> [SUPPLIED ENTRIES]
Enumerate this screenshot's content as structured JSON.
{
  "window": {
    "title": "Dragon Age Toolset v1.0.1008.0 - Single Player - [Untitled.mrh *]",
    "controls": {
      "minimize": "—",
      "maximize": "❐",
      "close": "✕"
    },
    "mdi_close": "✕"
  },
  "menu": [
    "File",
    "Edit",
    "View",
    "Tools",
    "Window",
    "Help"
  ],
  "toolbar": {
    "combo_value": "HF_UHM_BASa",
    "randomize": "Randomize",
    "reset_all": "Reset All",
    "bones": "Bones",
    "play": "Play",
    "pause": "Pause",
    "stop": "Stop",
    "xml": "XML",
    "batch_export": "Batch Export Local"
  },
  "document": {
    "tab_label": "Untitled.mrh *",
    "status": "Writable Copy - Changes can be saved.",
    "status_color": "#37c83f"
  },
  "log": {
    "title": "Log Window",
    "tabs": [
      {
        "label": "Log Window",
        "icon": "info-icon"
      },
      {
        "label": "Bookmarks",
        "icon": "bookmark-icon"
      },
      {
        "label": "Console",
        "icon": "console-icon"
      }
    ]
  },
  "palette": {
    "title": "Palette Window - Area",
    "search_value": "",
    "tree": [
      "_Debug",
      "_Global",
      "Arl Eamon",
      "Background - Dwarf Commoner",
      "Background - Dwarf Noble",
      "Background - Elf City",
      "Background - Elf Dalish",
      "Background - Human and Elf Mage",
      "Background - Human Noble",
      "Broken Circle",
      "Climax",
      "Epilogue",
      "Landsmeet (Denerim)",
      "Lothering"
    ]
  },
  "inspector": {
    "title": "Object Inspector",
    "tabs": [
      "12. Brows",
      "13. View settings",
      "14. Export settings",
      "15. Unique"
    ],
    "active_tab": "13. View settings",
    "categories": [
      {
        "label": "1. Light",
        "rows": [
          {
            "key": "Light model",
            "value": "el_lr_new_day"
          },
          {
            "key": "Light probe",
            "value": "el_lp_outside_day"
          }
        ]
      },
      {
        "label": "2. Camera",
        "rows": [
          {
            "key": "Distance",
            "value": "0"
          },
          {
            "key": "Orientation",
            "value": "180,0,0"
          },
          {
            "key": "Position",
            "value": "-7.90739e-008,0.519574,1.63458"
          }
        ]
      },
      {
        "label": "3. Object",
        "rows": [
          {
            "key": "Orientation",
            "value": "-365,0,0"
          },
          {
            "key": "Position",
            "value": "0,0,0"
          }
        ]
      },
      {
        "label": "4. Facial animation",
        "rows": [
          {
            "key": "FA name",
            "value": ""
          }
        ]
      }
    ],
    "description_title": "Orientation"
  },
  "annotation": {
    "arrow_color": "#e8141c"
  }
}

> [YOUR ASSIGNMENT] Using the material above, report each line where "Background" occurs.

> [RESULT]
      "Background - Dwarf Commoner",
      "Background - Dwarf Noble",
      "Background - Elf City",
      "Background - Elf Dalish",
      "Background - Human and Elf Mage",
      "Background - Human Noble",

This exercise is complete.